Graphic reading, "What is compostable at ASU? 1. Produce 2. Protein 3. Paper 4. Grain"

Graphic courtesy ASU Zero Waste

March 08, 2022

Arizona State University’s Zero Waste department has long been an arbiter of sustainable practices on campus. Now, it is working to increase composting accessibility and education by expanding the Office Compost Program across all four ASU campuses.

The expansion of the Office Compost Program, which gives staff and faculty the opportunity to request a compost bin for their office kitchenette or break room, is an essential step in achieving zero waste by 2025.

Composting is a method of recycling that repurposes organic materials for agricultural practices. Compostable materials – such as food scraps, napkins and coffee filters – are converted into organic, nutrient-rich soil and used to grow more produce. This process is known as a circular resource system.

Food waste that is buried in a landfill is “broken down by bacteria in the absence of oxygen, producing methane gas – a potent greenhouse gas,” according to the ASU Zero Waste website.

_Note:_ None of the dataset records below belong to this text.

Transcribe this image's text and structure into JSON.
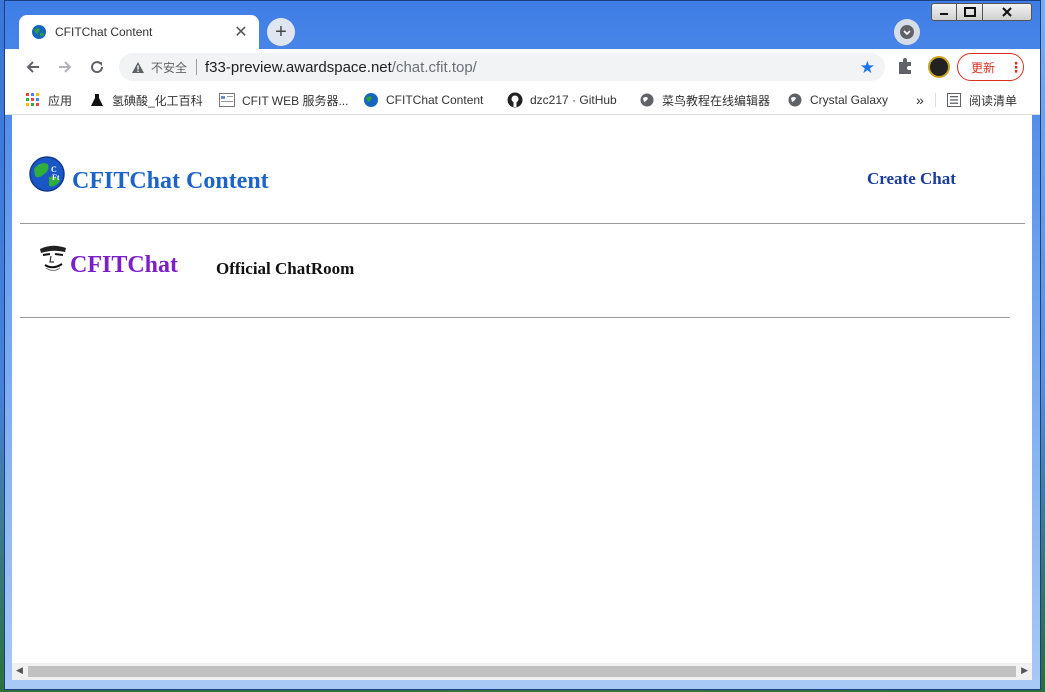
{
  "tab": {
    "title": "CFITChat Content"
  },
  "address_bar": {
    "security_label": "不安全",
    "host": "f33-preview.awardspace.net",
    "path": "/chat.cfit.top/"
  },
  "toolbar": {
    "update_label": "更新"
  },
  "bookmarks": [
    {
      "label": "应用",
      "icon": "apps-grid-icon"
    },
    {
      "label": "氢碘酸_化工百科",
      "icon": "flask-icon"
    },
    {
      "label": "CFIT WEB 服务器...",
      "icon": "page-icon"
    },
    {
      "label": "CFITChat Content",
      "icon": "globe-icon"
    },
    {
      "label": "dzc217 · GitHub",
      "icon": "github-icon"
    },
    {
      "label": "菜鸟教程在线编辑器",
      "icon": "globe-icon"
    },
    {
      "label": "Crystal Galaxy",
      "icon": "globe-icon"
    }
  ],
  "bookmarks_overflow": "»",
  "reading_list": {
    "label": "阅读清单"
  },
  "page": {
    "site_title": "CFITChat Content",
    "create_chat_label": "Create Chat",
    "chats": [
      {
        "name": "CFITChat",
        "description": "Official ChatRoom"
      }
    ]
  },
  "colors": {
    "site_title": "#1c64c8",
    "chat_name": "#7b1fc8",
    "create_link": "#1a3c9c"
  }
}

“Not only are we able to transform food waste into more food by using it as fertilizer for agriculture, but we are also keeping methane from being generated in the first place,” said Kendon Jung, program manager for ASU Zero Waste. “Both of those promote health and well-being of not just humans, but all living species on the planet, and is the right thing to do.”

Jung emphasized the importance of redesigning systems to eliminate food waste.

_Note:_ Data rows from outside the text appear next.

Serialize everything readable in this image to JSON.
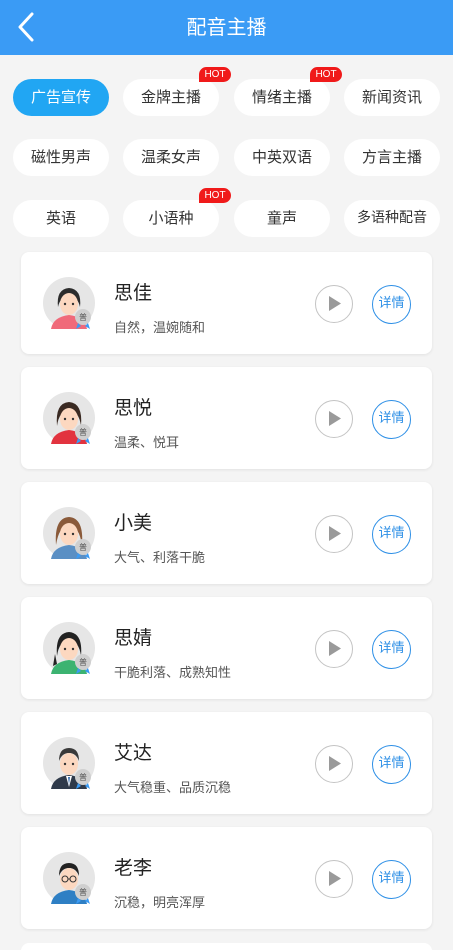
{
  "header": {
    "title": "配音主播"
  },
  "tags": [
    {
      "label": "广告宣传",
      "hot": ""
    },
    {
      "label": "金牌主播",
      "hot": "HOT"
    },
    {
      "label": "情绪主播",
      "hot": "HOT"
    },
    {
      "label": "新闻资讯",
      "hot": ""
    },
    {
      "label": "磁性男声",
      "hot": ""
    },
    {
      "label": "温柔女声",
      "hot": ""
    },
    {
      "label": "中英双语",
      "hot": ""
    },
    {
      "label": "方言主播",
      "hot": ""
    },
    {
      "label": "英语",
      "hot": ""
    },
    {
      "label": "小语种",
      "hot": "HOT"
    },
    {
      "label": "童声",
      "hot": ""
    },
    {
      "label": "多语种配音",
      "hot": ""
    }
  ],
  "anchors": [
    {
      "name": "思佳",
      "desc": "自然，温婉随和",
      "badge": "普",
      "detail": "详情"
    },
    {
      "name": "思悦",
      "desc": "温柔、悦耳",
      "badge": "普",
      "detail": "详情"
    },
    {
      "name": "小美",
      "desc": "大气、利落干脆",
      "badge": "普",
      "detail": "详情"
    },
    {
      "name": "思婧",
      "desc": "干脆利落、成熟知性",
      "badge": "普",
      "detail": "详情"
    },
    {
      "name": "艾达",
      "desc": "大气稳重、品质沉稳",
      "badge": "普",
      "detail": "详情"
    },
    {
      "name": "老李",
      "desc": "沉稳，明亮浑厚",
      "badge": "普",
      "detail": "详情"
    }
  ],
  "colors": {
    "header_bg": "#3a9bf5",
    "active_tag": "#21a6f3",
    "hot_badge": "#f01a1a",
    "detail_accent": "#2d8fe6"
  }
}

“Compost helps because the university measures its circular resource goal by reaching 90% diversion from the landfill, 30% aversion from the landfill and increasing the recirculation characteristics of the institution,” he said.

The university’s diversion efforts involve sending waste materials outside of ASU to be repurposed. ASU utilizes the city of Phoenix compost facility on 27th Avenue to process the compost collected on campus.

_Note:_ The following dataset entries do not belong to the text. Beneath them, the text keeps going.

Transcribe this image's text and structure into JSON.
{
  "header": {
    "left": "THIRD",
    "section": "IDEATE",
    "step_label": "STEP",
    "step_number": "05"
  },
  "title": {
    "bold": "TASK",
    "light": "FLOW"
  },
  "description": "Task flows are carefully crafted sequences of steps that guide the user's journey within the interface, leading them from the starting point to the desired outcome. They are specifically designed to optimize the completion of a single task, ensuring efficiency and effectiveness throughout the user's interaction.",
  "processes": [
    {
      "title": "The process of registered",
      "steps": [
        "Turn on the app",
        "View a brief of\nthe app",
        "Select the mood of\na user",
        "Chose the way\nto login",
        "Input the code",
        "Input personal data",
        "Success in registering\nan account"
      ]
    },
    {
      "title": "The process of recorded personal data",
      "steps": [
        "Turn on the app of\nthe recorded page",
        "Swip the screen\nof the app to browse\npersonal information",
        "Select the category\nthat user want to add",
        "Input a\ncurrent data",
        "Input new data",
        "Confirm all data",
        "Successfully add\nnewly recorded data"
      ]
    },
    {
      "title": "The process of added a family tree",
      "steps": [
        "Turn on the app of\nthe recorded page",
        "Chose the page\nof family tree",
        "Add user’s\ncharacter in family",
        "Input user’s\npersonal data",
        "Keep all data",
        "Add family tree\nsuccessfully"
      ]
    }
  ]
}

“The institution has never really been interested in running its own compost facility or its own recycling facility. We are an educational institution,” Jung said. “This facility, which we are partnering with, is then able to focus on processing, scaling, etc.”

Pie chart breaking down ASU’s waste stream as follows: 12.09% non-recoverable; 16.18% potentially compostable; 17.18% separated recyclable; 26.27% mixed recyclable; 28.27% compostable. It reads, “Almost 45% of our waste potentially is compostable!”

Graphic courtesy ASU Zero Waste

Through its diversion efforts, ASU has access to state-of-the-art facilities owned and operated by the city of Phoenix.

“The fact that we are partnering to achieve an outcome that's greater than the sum of its parts, I think is a really great partnership and illustrates how ASU is fulfilling its socially embedded objective,” Jung said.

The ASU Zero Waste team provides the Sun Devil community with an abundance of educational resources on how to participate in the program, including a 15-minute online class (open to anyone, but required if requesting the Office Compost Program for one's office, which must be done prior to taking the class) and a new waste directory.

“We are also, through the trainings, helping to educate students, staff and faculty about how they can live every day like it’s Earth Day,” Jung said, adding that the program helps capture food waste at its source.

“The biggest thing that anyone can do every day, any day, all day, is take three extra seconds and say, 'I'm going to sort this into the proper bin,'” he said. “There are recycling and landfill bins in all of the offices and the classrooms. And now, with office compost coming to break rooms and kitchenettes, it just takes that extra three seconds.”

Jung is currently pursuing a doctorate of philosophy in design, environment and the arts through the Herberger Institute for Design and the Arts. He says the program studies the use of experience design to promote sustainable behaviors in people.

“If we are not striving to minimize our impact on the planet," Jung said, "what are we doing here?"